#### What needs to be done:
Print each entry in full, word for word, with no pictures in the result.

-- Opening Marker --

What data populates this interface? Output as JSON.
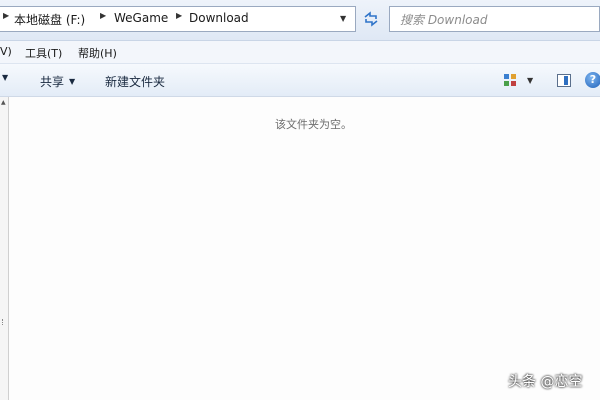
{
  "address": {
    "crumbs": [
      "本地磁盘 (F:)",
      "WeGame",
      "Download"
    ]
  },
  "search": {
    "placeholder": "搜索 Download"
  },
  "menu": {
    "items": [
      "V)",
      "工具(T)",
      "帮助(H)"
    ]
  },
  "toolbar": {
    "share_label": "共享",
    "new_folder_label": "新建文件夹"
  },
  "content": {
    "empty_message": "该文件夹为空。"
  },
  "watermark": {
    "text": "头条 @恋空"
  },
  "icons": {
    "breadcrumb_separator": "chevron-right-icon",
    "address_dropdown": "chevron-down-icon",
    "refresh": "refresh-icon",
    "views": "views-icon",
    "preview_pane": "preview-pane-icon",
    "help": "help-icon"
  },
  "colors": {
    "chrome_top": "#eef3fa",
    "toolbar_text": "#1a2a40",
    "placeholder": "#8c8c8c",
    "empty_text": "#6d6d6d"
  }
}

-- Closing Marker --

#### Written answer:
What data populates this interface? Output as JSON.
{
  "address": {
    "crumbs": [
      "本地磁盘 (F:)",
      "WeGame",
      "Download"
    ]
  },
  "search": {
    "placeholder": "搜索 Download"
  },
  "menu": {
    "items": [
      "V)",
      "工具(T)",
      "帮助(H)"
    ]
  },
  "toolbar": {
    "share_label": "共享",
    "new_folder_label": "新建文件夹"
  },
  "content": {
    "empty_message": "该文件夹为空。"
  },
  "watermark": {
    "text": "头条 @恋空"
  },
  "icons": {
    "breadcrumb_separator": "chevron-right-icon",
    "address_dropdown": "chevron-down-icon",
    "refresh": "refresh-icon",
    "views": "views-icon",
    "preview_pane": "preview-pane-icon",
    "help": "help-icon"
  },
  "colors": {
    "chrome_top": "#eef3fa",
    "toolbar_text": "#1a2a40",
    "placeholder": "#8c8c8c",
    "empty_text": "#6d6d6d"
  }
}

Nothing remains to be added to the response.